Language and Illness

One of my favorite readings thus far has been the excerpt from “My Life as a Cripple” because it was an example and application of what we had previously been talking about in class. Nancy Mairs’s blunt and straightforward tone made me feel surprised at first. The opening image she gives her readers is one of her in a bathroom stall; she is honest and uncensored when it comes to expressing how she experiences life with MS. This view of her illness is reflected in the language she uses to describe herself; she opts to call herself a cripple as opposed to handicapped or disabled. 

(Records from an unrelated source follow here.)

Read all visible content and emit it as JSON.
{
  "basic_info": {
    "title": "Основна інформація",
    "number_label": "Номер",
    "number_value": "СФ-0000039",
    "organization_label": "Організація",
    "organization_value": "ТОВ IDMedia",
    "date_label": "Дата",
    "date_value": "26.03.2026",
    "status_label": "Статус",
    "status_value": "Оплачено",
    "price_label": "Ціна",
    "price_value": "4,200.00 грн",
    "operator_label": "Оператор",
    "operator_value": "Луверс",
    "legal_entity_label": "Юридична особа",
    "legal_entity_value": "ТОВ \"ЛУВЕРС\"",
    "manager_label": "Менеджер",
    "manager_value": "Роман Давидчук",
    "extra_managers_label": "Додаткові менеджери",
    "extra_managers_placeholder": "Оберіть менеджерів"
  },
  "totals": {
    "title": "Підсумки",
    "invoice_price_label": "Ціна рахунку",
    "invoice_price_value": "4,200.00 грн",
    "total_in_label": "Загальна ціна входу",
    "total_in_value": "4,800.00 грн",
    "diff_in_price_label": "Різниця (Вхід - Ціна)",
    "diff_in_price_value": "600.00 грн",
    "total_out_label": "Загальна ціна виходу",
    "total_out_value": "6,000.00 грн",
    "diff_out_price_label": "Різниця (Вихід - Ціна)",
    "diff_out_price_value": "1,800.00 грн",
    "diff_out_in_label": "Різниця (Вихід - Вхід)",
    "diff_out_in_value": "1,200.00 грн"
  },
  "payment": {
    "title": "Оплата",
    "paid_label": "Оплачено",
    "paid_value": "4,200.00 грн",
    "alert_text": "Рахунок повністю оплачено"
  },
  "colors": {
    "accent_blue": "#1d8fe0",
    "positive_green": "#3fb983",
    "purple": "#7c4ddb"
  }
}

The fact that people wince at the word cripple exposes how we tend to obscure the illness with the desire to make everything seem nice and politically correct. This desire has led to the usage of ‘differently abled’, a word that, according to Mairs, describes both anyone and no one (Mairs 1). Thus, using these vague terms distances what is said from how Mairs experiences MS. I thought it was interesting that, while she calls herself a cripple, Mairs would never refer to anyone else as a cripple. Language has the power to shape how we view the world and ourselves which is why semantics is important when it comes to expressing illness. Certain words, like a cripple, are steeped in societal implications. How individuals use and understand language is influenced by the society and culture they live in but also their own individual experiences, like in Mairs’s account.

Mairs, Nancy. “On Being a Cripple.” University of Arizona Press, 1986, 1-10.